Due to the diversity of the agro-ecological zones, a wide variety of horticultural products is grown in Kenya, key among them being:
Cut flowers and cut foliage: e.g. roses, carnations, statice, alstroemeria, tuberose, arabicums, eryngiums etc.
Tropical Fruits: namely, mangoes, pineapples, passion fruits, avocados, bananas, strawberries, tamarillo etc.
Vegetables: such as french beans, brinjals, capsicums, cucumber, asparagus, chilies, courgettes, cauliflower, baby corn etc.
A wide range of Asian or oriental vegetables e.g. okra, bittergourd etc.
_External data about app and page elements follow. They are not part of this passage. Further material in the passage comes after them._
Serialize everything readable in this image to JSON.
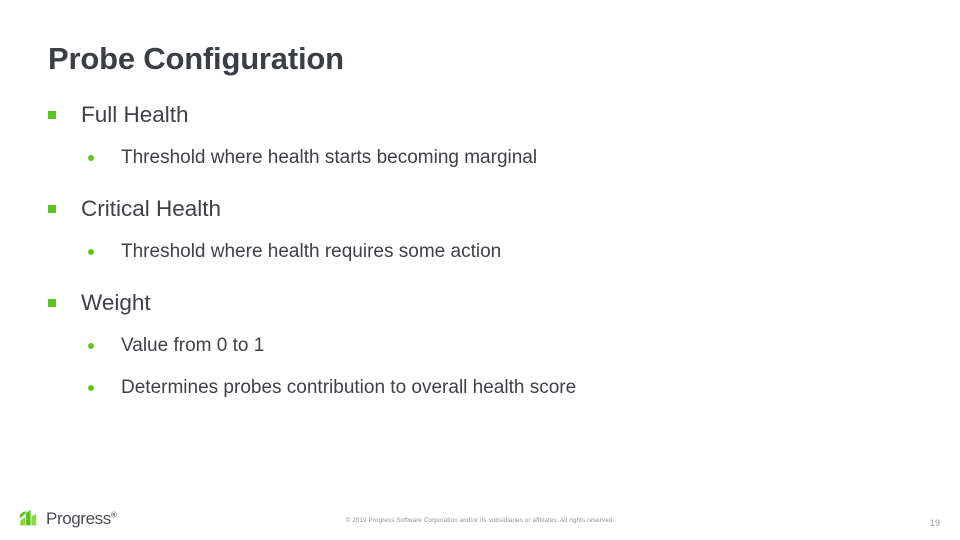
{
  "slide": {
    "title": "Probe Configuration",
    "bullets": [
      {
        "level": 1,
        "text": "Full Health",
        "marker": "green-square-bullet-icon"
      },
      {
        "level": 2,
        "text": "Threshold where health starts becoming marginal",
        "marker": "green-dot-bullet-icon"
      },
      {
        "level": 1,
        "text": "Critical Health",
        "marker": "green-square-bullet-icon"
      },
      {
        "level": 2,
        "text": "Threshold where health requires some action",
        "marker": "green-dot-bullet-icon"
      },
      {
        "level": 1,
        "text": "Weight",
        "marker": "green-square-bullet-icon"
      },
      {
        "level": 2,
        "text": "Value from 0 to 1",
        "marker": "green-dot-bullet-icon"
      },
      {
        "level": 2,
        "text": "Determines probes contribution to overall health score",
        "marker": "green-dot-bullet-icon"
      }
    ]
  },
  "footer": {
    "logo_name": "Progress",
    "logo_registered_mark": "®",
    "logo_mark_icon": "progress-arrow-logo-icon",
    "copyright": "© 2019 Progress Software Corporation and/or its subsidiaries or affiliates. All rights reserved.",
    "page_number": "19"
  },
  "colors": {
    "brand_green": "#5CC61F",
    "title_text": "#3B3E43",
    "body_text": "#3F4146",
    "footer_text": "#8E9196",
    "background": "#FFFFFF"
  }
}
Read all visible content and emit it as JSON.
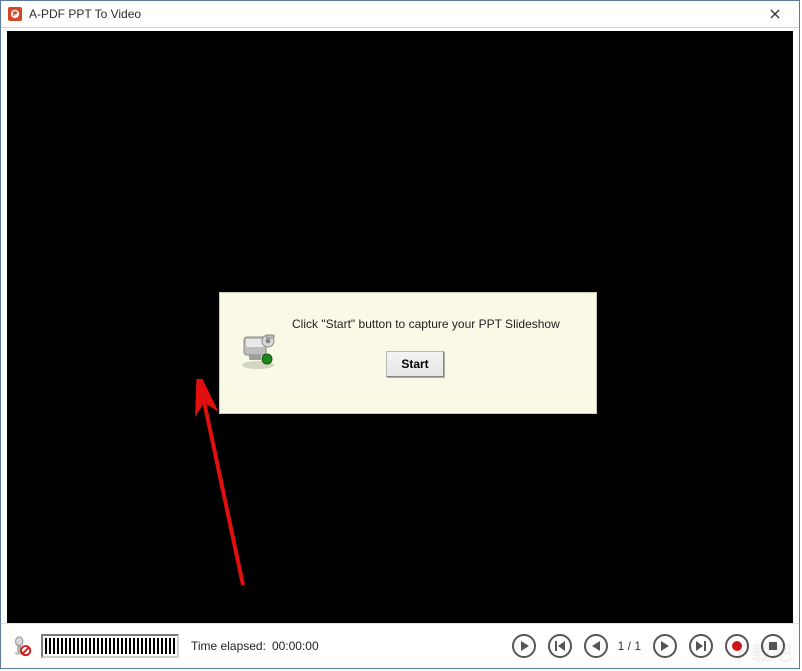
{
  "window": {
    "title": "A-PDF PPT To Video"
  },
  "dialog": {
    "instruction": "Click \"Start\" button to capture your PPT Slideshow",
    "start_label": "Start"
  },
  "status": {
    "time_label": "Time elapsed:",
    "time_value": "00:00:00",
    "page_counter": "1 / 1"
  },
  "icons": {
    "app": "powerpoint-icon",
    "close": "close-icon",
    "camera": "camera-icon",
    "mic": "microphone-icon",
    "play": "play-icon",
    "first": "first-icon",
    "prev": "previous-icon",
    "next": "next-icon",
    "last": "last-icon",
    "record": "record-icon",
    "stop": "stop-icon"
  },
  "colors": {
    "accent_border": "#5a7aa0",
    "dialog_bg": "#f9f9e6",
    "record_red": "#d21717"
  },
  "watermark": "下载吧"
}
World class standards of production are observed and the boards have codes of conduct for their members to regulate production practices to ensure proper use of the chemical to safeguard the consumer, the environment and the health of the workers.